What you take away, what you remember years from now, is the experiences you have. And Duke is all about experiences.
Eurogamer: What was it like for you, given your history, sitting down in front of the work-in-progress Duke Nukem Forever for the first time?
Randy Pitchford: Man, that's a great question. I don't remember. [Laughs] That's terrible. I'm really bad at this. OK, so let me just recall.
So Gearbox is in Dallas, 3D Realms is in Dallas, there's lots of people at each studio who have relationships with people at the other studio, so I've had different opportunities over the years to have a look. So it wasn't just like a black box and then suddenly I'm getting the Tarantino light on my face.
But honestly, there was a moment when Scott Miller brought me a hard drive, and he said, "Here." And I plugged it in on my computer. I had to muck around a little bit to get the engine running, and load up something, and you're like, "That's kinda cool," and you load up something else and it's like, "Holy f***." It's a bit. And this is f***ing good. And I'm just digging through it myself and I felt like a videogame version of Indiana Jones, going through the cave and there's a gold statue.
Eurogamer: Did you feel almost like you were the only person on the planet?
Randy Pitchford: In a way. There was a time when I had that hard drive, and the team had already been scattered to the wind, and I actually hadn't opened a dialogue yet with Allen and the guys who just didn't give up. So I was thinking, "There's probably a lot of people who would like to sit in this seat right now."
That was a pretty cool moment. "Holy f***, I'm having lunch with Bigfoot right now." Like all those blurred photos! There's no Loch Ness Monster! Well dude, I'm having a conversation with him right now and he's telling me what's up, and what he's been up to for the last thousand years.
I did feel the gravity of that situation.
Eurogamer: Final question: Do you think Duke Nukem Forever will be successful?
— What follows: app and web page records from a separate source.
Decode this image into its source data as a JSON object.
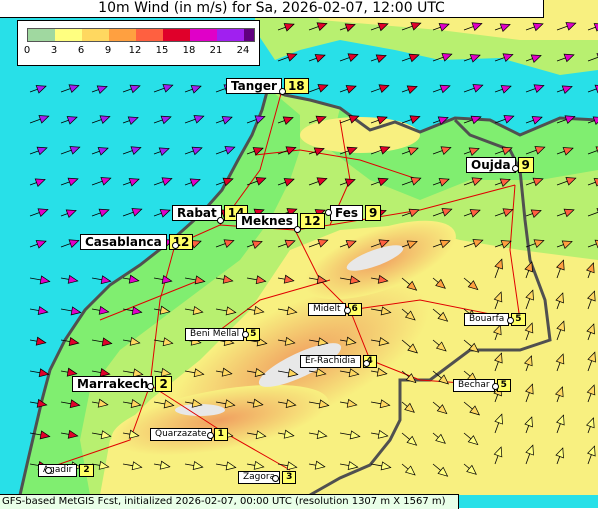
{
  "title": "10m Wind (in m/s) for Sa, 2026-02-07, 12:00 UTC",
  "footer": "GFS-based MetGIS Fcst, initialized 2026-02-07, 00:00 UTC  (resolution 1307 m X 1567 m)",
  "legend": {
    "ticks": [
      "0",
      "3",
      "6",
      "9",
      "12",
      "15",
      "18",
      "21",
      "24"
    ],
    "colors": [
      "#a0d8a0",
      "#ffff80",
      "#ffd860",
      "#ffa040",
      "#ff6040",
      "#e0002a",
      "#e000c8",
      "#a020f0",
      "#600080"
    ]
  },
  "palette": {
    "sea": "#28e0e8",
    "coast_plain": "#80ee70",
    "midland": "#b8f070",
    "highland": "#f8f080",
    "mountain": "#f0a060",
    "peak": "#e8e8e8",
    "roads": "#e00000",
    "border": "#505050"
  },
  "cities": [
    {
      "name": "Tanger",
      "value": "18",
      "style": "big"
    },
    {
      "name": "Oujda",
      "value": "9",
      "style": "big"
    },
    {
      "name": "Rabat",
      "value": "14",
      "style": "big"
    },
    {
      "name": "Meknes",
      "value": "12",
      "style": "big"
    },
    {
      "name": "Fes",
      "value": "9",
      "style": "big"
    },
    {
      "name": "Casablanca",
      "value": "12",
      "style": "big"
    },
    {
      "name": "Beni Mellal",
      "value": "5",
      "style": "small"
    },
    {
      "name": "Midelt",
      "value": "6",
      "style": "small"
    },
    {
      "name": "Bouarfa",
      "value": "5",
      "style": "small"
    },
    {
      "name": "Er-Rachidia",
      "value": "4",
      "style": "small"
    },
    {
      "name": "Marrakech",
      "value": "2",
      "style": "big"
    },
    {
      "name": "Bechar",
      "value": "5",
      "style": "small"
    },
    {
      "name": "Quarzazate",
      "value": "1",
      "style": "small"
    },
    {
      "name": "Agadir",
      "value": "2",
      "style": "small"
    },
    {
      "name": "Zagora",
      "value": "3",
      "style": "small"
    }
  ]
}
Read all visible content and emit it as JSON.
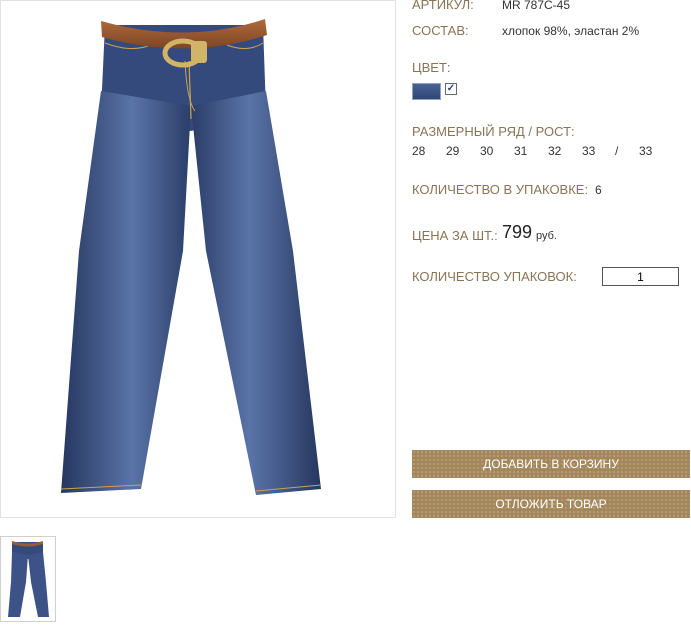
{
  "product": {
    "article_label": "АРТИКУЛ:",
    "article_value": "MR 787C-45",
    "composition_label": "СОСТАВ:",
    "composition_value": "хлопок 98%, эластан 2%",
    "color_label": "ЦВЕТ:",
    "color_swatch": "#3b5288",
    "color_selected_mark": "✓",
    "size_label": "РАЗМЕРНЫЙ РЯД / РОСТ:",
    "sizes": [
      "28",
      "29",
      "30",
      "31",
      "32",
      "33",
      "/",
      "33"
    ],
    "pack_qty_label": "КОЛИЧЕСТВО В УПАКОВКЕ:",
    "pack_qty_value": "6",
    "price_label": "ЦЕНА ЗА ШТ.:",
    "price_value": "799",
    "price_unit": "руб.",
    "packs_label": "КОЛИЧЕСТВО УПАКОВОК:",
    "packs_value": "1"
  },
  "buttons": {
    "add_to_cart": "ДОБАВИТЬ В КОРЗИНУ",
    "postpone": "ОТЛОЖИТЬ ТОВАР"
  },
  "colors": {
    "label": "#8b7355",
    "button": "#a4865b",
    "denim": "#34497c",
    "belt": "#9a5a32"
  }
}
Randy Pitchford: Well, I made a decision to purchase the franchise and to become the responsible party for shipping the unshippable. When I made that decision, I probably thought about it a little bit, and I probably decided that was a good decision to make.
So you probably already know the answer to the question, but yeah, I made the bet. And I made the bet with a lot less information than I have today. When I made the bet, we were still in 2009. I think my crystal ball is pretty good for me on that one.